### Work item
Search the material for the string "Live" and copy each line where it occurs.

-------------------------

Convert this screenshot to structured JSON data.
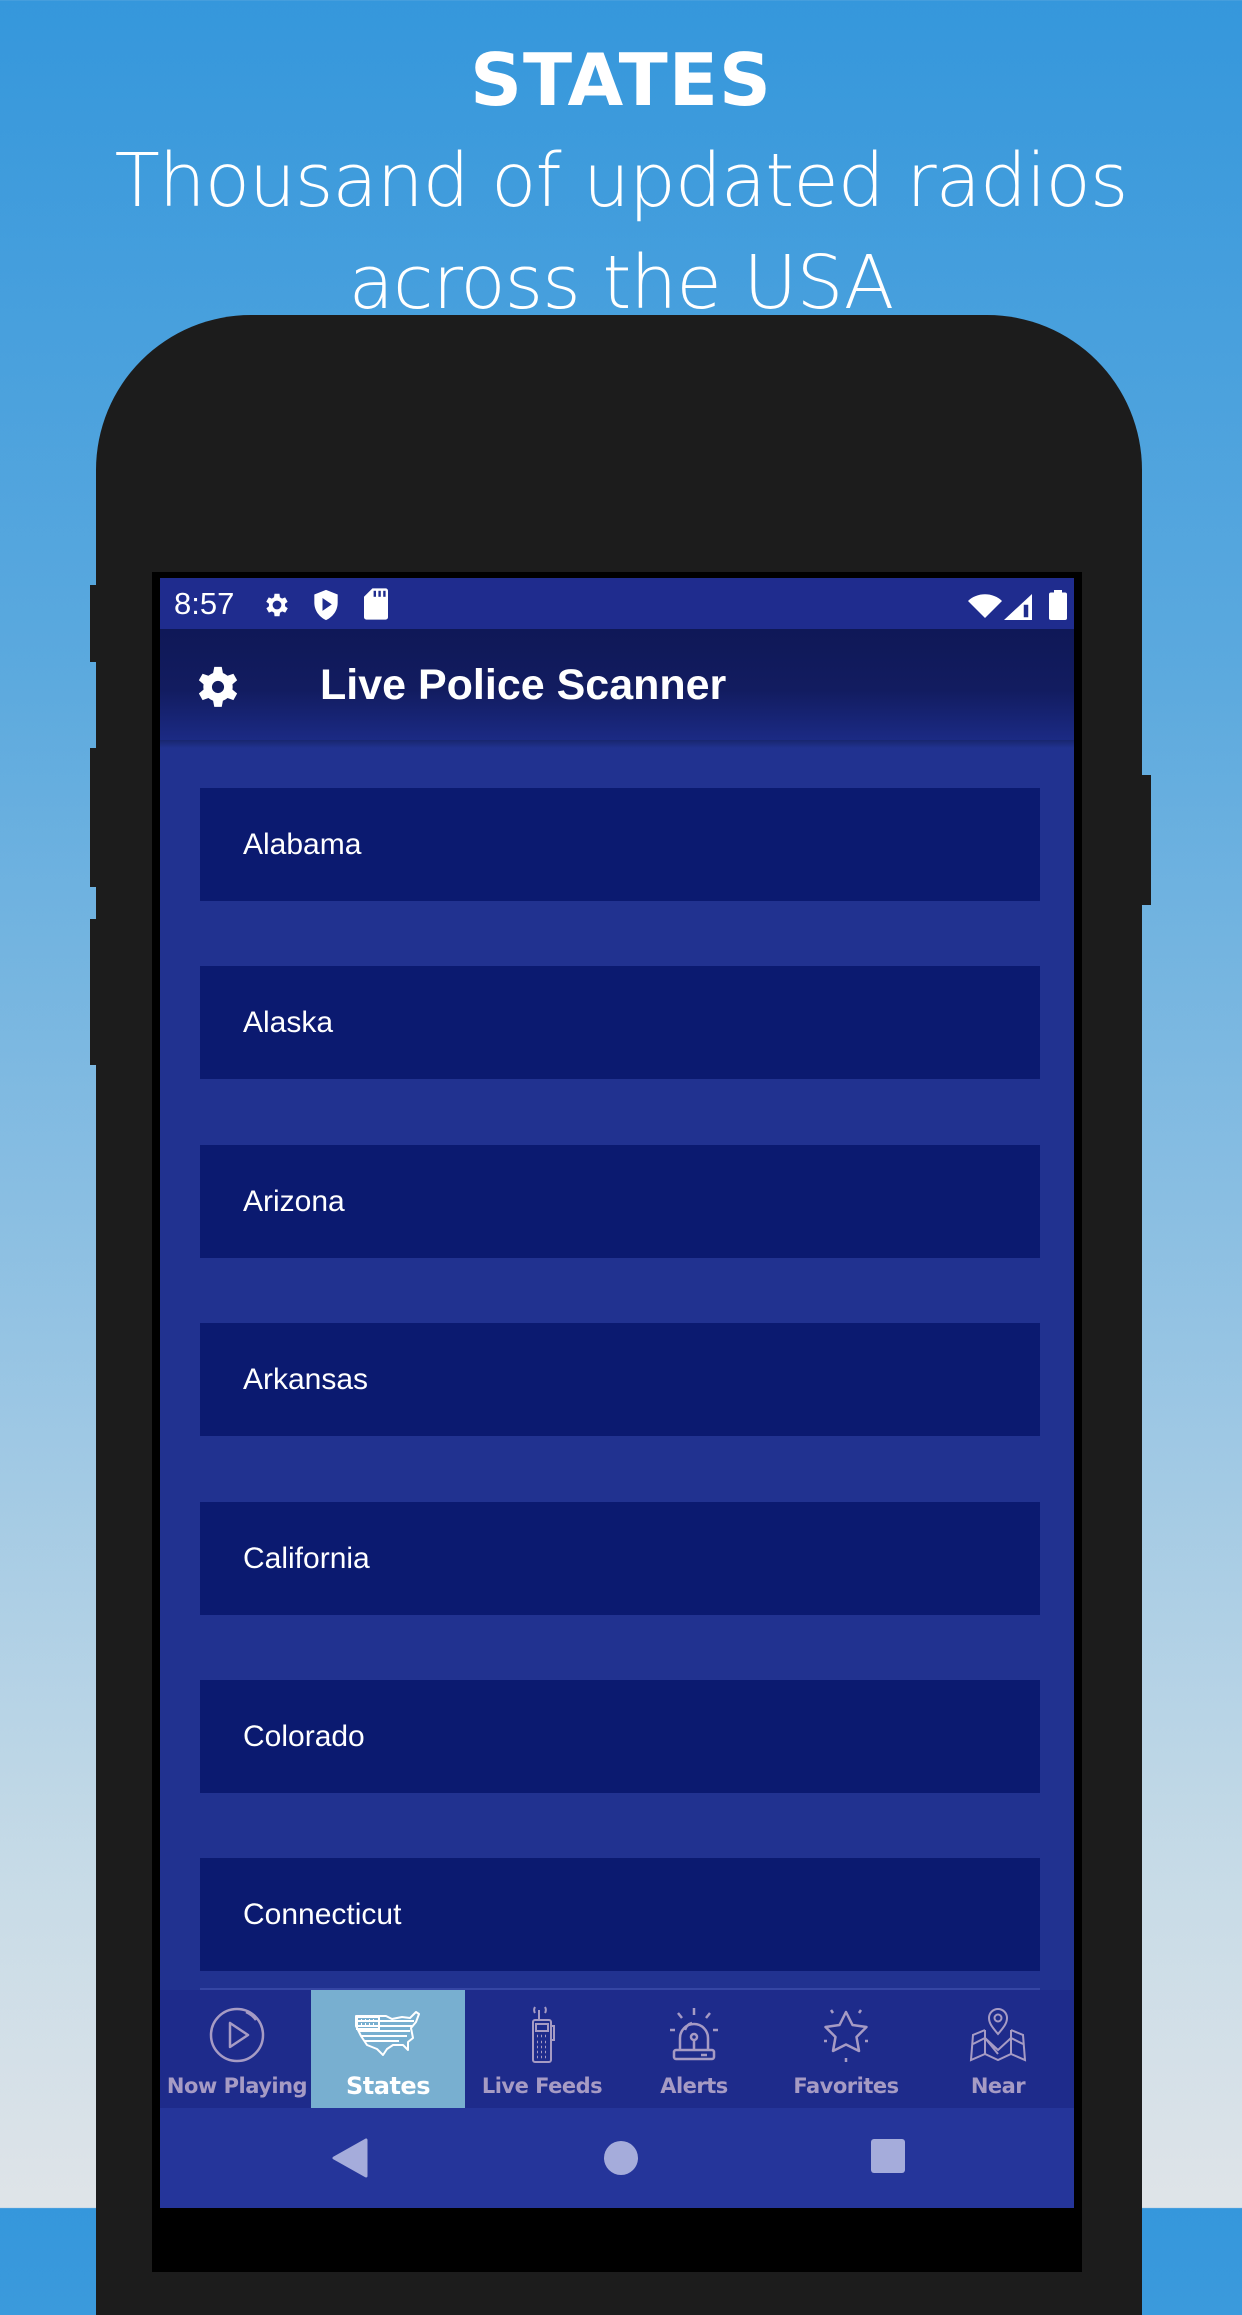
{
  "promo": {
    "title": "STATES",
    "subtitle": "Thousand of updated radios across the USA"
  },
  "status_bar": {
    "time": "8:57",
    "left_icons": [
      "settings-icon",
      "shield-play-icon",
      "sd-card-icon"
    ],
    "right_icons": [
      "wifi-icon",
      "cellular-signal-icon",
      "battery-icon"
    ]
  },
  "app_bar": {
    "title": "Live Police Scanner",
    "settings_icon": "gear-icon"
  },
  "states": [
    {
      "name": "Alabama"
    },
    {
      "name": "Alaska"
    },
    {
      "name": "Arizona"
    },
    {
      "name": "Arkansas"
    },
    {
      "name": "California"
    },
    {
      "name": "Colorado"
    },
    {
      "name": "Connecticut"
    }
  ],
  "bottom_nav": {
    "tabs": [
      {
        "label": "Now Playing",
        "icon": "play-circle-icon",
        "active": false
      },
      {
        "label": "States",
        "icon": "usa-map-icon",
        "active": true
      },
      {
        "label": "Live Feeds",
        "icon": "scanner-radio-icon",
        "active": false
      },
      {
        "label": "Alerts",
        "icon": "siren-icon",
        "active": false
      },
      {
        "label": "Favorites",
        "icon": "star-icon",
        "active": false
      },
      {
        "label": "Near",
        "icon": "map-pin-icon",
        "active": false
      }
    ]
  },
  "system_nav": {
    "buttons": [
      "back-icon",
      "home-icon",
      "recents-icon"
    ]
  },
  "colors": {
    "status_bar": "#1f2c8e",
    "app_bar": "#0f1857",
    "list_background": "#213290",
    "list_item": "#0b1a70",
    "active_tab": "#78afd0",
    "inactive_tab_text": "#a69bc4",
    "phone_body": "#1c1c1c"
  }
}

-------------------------

### Solution to this exercise
    "title": "Live Police Scanner",
        "label": "Live Feeds",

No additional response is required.